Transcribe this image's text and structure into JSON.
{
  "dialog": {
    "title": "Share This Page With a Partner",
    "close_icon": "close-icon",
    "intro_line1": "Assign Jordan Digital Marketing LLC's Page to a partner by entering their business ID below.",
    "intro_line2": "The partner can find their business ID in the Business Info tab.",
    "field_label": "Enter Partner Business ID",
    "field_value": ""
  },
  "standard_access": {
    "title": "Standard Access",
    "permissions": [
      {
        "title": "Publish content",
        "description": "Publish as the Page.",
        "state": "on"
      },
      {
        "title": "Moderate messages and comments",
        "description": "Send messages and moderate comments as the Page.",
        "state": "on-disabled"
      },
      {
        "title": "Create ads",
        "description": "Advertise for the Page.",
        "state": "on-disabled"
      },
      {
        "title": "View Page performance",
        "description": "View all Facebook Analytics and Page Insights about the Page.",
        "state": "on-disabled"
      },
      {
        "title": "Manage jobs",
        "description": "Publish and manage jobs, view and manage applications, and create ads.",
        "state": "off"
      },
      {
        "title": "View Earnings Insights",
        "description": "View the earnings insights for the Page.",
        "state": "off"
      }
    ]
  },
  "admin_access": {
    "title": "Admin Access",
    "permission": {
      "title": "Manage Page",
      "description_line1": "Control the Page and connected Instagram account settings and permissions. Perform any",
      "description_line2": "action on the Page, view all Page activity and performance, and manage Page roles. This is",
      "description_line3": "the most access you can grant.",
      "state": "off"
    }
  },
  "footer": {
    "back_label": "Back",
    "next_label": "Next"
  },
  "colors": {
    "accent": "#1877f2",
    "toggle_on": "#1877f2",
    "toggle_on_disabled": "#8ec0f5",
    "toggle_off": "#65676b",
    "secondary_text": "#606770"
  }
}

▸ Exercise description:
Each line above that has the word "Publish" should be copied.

▸ Written reply:
        "title": "Publish content",
        "description": "Publish as the Page.",
        "description": "Publish and manage jobs, view and manage applications, and create ads.",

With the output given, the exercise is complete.